- WHAT IS REQUIRED -
As the answer, give every line of the records that includes the word "Index".

- DATA UNDER STUDY -
──────────────────────────────

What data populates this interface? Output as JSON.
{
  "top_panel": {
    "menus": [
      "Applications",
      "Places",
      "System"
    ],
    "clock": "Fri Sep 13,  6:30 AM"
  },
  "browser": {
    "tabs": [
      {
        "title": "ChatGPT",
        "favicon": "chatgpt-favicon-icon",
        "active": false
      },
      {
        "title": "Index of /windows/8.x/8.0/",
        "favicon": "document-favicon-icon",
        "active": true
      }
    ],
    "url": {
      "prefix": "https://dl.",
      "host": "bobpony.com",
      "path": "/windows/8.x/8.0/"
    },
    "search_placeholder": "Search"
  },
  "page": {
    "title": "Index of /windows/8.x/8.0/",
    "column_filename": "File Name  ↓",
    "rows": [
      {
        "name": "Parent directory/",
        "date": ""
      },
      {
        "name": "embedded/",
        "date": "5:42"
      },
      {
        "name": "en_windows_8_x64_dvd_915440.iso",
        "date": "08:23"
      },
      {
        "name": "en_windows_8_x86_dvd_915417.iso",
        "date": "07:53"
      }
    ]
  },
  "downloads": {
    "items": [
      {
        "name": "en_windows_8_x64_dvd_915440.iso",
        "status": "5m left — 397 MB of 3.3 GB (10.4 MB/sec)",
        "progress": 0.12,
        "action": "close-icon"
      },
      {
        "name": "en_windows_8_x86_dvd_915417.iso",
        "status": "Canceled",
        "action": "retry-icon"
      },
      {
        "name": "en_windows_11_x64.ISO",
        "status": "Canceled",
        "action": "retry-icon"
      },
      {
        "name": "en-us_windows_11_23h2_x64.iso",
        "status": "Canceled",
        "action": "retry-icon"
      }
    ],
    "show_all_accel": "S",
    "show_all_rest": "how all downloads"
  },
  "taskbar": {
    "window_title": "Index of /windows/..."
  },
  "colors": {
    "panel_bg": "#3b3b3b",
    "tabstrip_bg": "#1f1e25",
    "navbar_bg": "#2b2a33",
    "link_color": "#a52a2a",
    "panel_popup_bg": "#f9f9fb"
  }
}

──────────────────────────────

- ANSWER TO THE EXERCISE -
        "title": "Index of /windows/8.x/8.0/",
    "title": "Index of /windows/8.x/8.0/",
    "window_title": "Index of /windows/..."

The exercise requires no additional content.